Earlier in the day Lanny McDowell had seen the same species plus the two Hudsonian godwits and a Wilson’s snipe.
Jeff Bernier was puzzled as to why there were no shorebirds on the flats in Edgartown Great Pond when he kayaked out on Oct. 4. Then he spotted not one, not two, but three peregrine falcons. Guess the shorebirds wanted to survive so went elsewhere.
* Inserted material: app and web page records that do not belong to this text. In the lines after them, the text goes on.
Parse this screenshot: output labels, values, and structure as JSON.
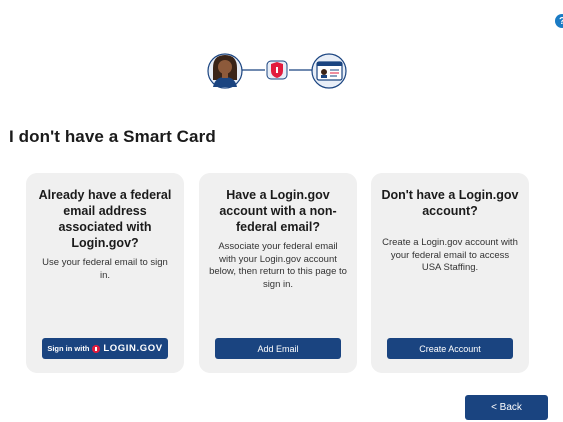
{
  "help": {
    "icon": "?"
  },
  "hero": {
    "icons": [
      "user-avatar-icon",
      "shield-icon",
      "id-card-icon"
    ]
  },
  "page_title": "I don't have a Smart Card",
  "cards": [
    {
      "heading": "Already have a federal email address associated with Login.gov?",
      "text": "Use your federal email to sign in.",
      "button": {
        "prefix": "Sign in with",
        "brand": "LOGIN.GOV"
      }
    },
    {
      "heading": "Have a Login.gov account with a non-federal email?",
      "text": "Associate your federal email with your Login.gov account below, then return to this page to sign in.",
      "button": {
        "label": "Add Email"
      }
    },
    {
      "heading": "Don't have a Login.gov account?",
      "text": "Create a Login.gov account with your federal email to access USA Staffing.",
      "button": {
        "label": "Create Account"
      }
    }
  ],
  "back_button": "< Back",
  "colors": {
    "primary": "#1a4480",
    "card_bg": "#f0f0f0",
    "brand_red": "#e21c3d",
    "help": "#1a7bc4"
  }
}
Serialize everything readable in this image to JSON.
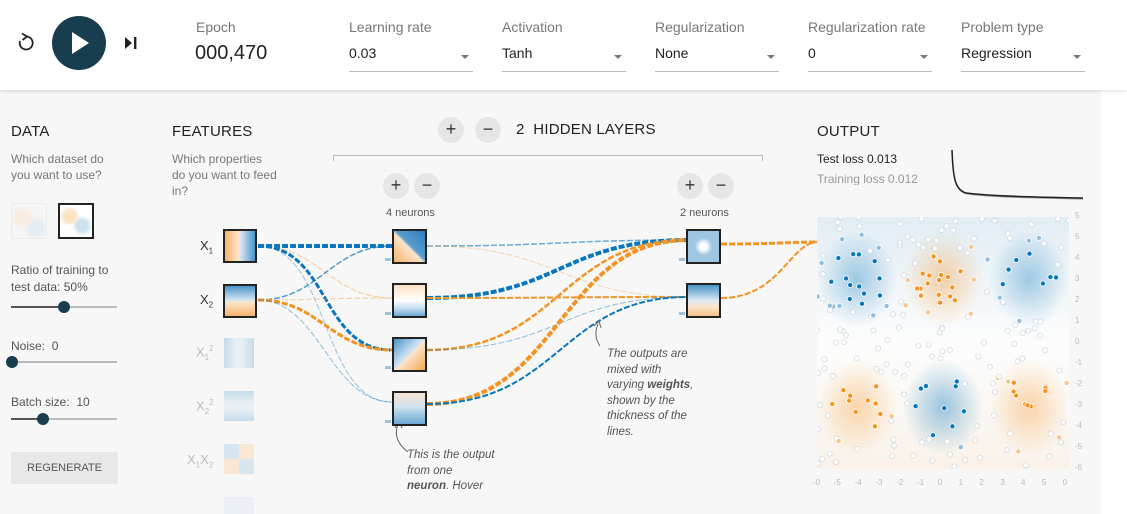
{
  "controls": {
    "reset_icon": "reset-icon",
    "play_icon": "play-icon",
    "step_icon": "step-icon"
  },
  "epoch": {
    "label": "Epoch",
    "value": "000,470"
  },
  "learning_rate": {
    "label": "Learning rate",
    "value": "0.03"
  },
  "activation": {
    "label": "Activation",
    "value": "Tanh"
  },
  "regularization": {
    "label": "Regularization",
    "value": "None"
  },
  "regularization_rate": {
    "label": "Regularization rate",
    "value": "0"
  },
  "problem_type": {
    "label": "Problem type",
    "value": "Regression"
  },
  "data": {
    "title": "DATA",
    "subtitle": "Which dataset do you want to use?",
    "ratio": {
      "label": "Ratio of training to test data:",
      "value": "50%",
      "level": 0.5
    },
    "noise": {
      "label": "Noise:",
      "value": "0",
      "level": 0
    },
    "batch": {
      "label": "Batch size:",
      "value": "10",
      "level": 0.3
    },
    "regenerate": "REGENERATE"
  },
  "features": {
    "title": "FEATURES",
    "subtitle": "Which properties do you want to feed in?",
    "items": [
      {
        "base": "X",
        "sub": "1",
        "sup": ""
      },
      {
        "base": "X",
        "sub": "2",
        "sup": ""
      },
      {
        "base": "X",
        "sub": "1",
        "sup": "2"
      },
      {
        "base": "X",
        "sub": "2",
        "sup": "2"
      },
      {
        "base": "X",
        "sub": "1",
        "sup": "",
        "base2": "X",
        "sub2": "2"
      }
    ]
  },
  "network": {
    "layer_count": "2",
    "layers_label": "HIDDEN LAYERS",
    "layer1_label": "4 neurons",
    "layer2_label": "2 neurons",
    "note_weights": [
      "The outputs are",
      "mixed with",
      "varying",
      "weights",
      ",",
      "shown by the",
      "thickness of the",
      "lines."
    ],
    "note_neuron": [
      "This is the output",
      "from one",
      "neuron",
      ". Hover"
    ]
  },
  "output": {
    "title": "OUTPUT",
    "test_loss": "Test loss 0.013",
    "training_loss": "Training loss 0.012",
    "y_ticks": [
      "5",
      "5",
      "4",
      "3",
      "2",
      "1",
      "0",
      "-1",
      "-2",
      "-3",
      "-4",
      "-5",
      "-6"
    ],
    "x_ticks": [
      "-0",
      "-5",
      "-4",
      "-3",
      "-2",
      "-1",
      "0",
      "1",
      "2",
      "3",
      "4",
      "5",
      "0"
    ]
  },
  "colors": {
    "positive": "#f59322",
    "negative": "#0877bd",
    "dark": "#183d4e"
  }
}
Jeff also counted three great blue herons and a turkey vulture.
On Sept. 30, Flip Harrington, Pete Gilmore, Lanny McDowell, Allan Keith and I were at Aquinnah and spotted two immature red-headed woodpeckers, a Nashville warbler, a female redstart, 10 yellow-rumped warblers, an Eastern phoebe, two merlins, a peregrine falcon, two dickcissels, three tufted titmice and a “river” of over 200 blue jays. Allan, Peter and Lanny continued on to Squibnocket where they added both blue and rose-breasted grosbeaks, another peregrine falcon and merlin. Tara Whiting spotted a Cooper’s hawk and an American kestrel at Quenames on the same day.
Dick Jennings called with an osprey update. It seems that Catbird, one of the two young ospreys from Chappaquiddick, is presently in Cuba enjoying a cigar and some good Cuban rum. Snowy, the other Chappaquiddick osprey, is still on Long Island and is close to being a couch potato. Henrietta, the young osprey from Tashmoo, has made it to the Gulf of Venezuela and chances are she will remain there for the next winter or two.
Please report your bird sightings to the Martha’s Vineyard Bird Hotline at 508-645-2913 or e-mail email@example.com.
Susan B. Whiting is the coauthor of Vineyard Birds and Vineyard Birds II. Her Web site is vineyardbirds2.com.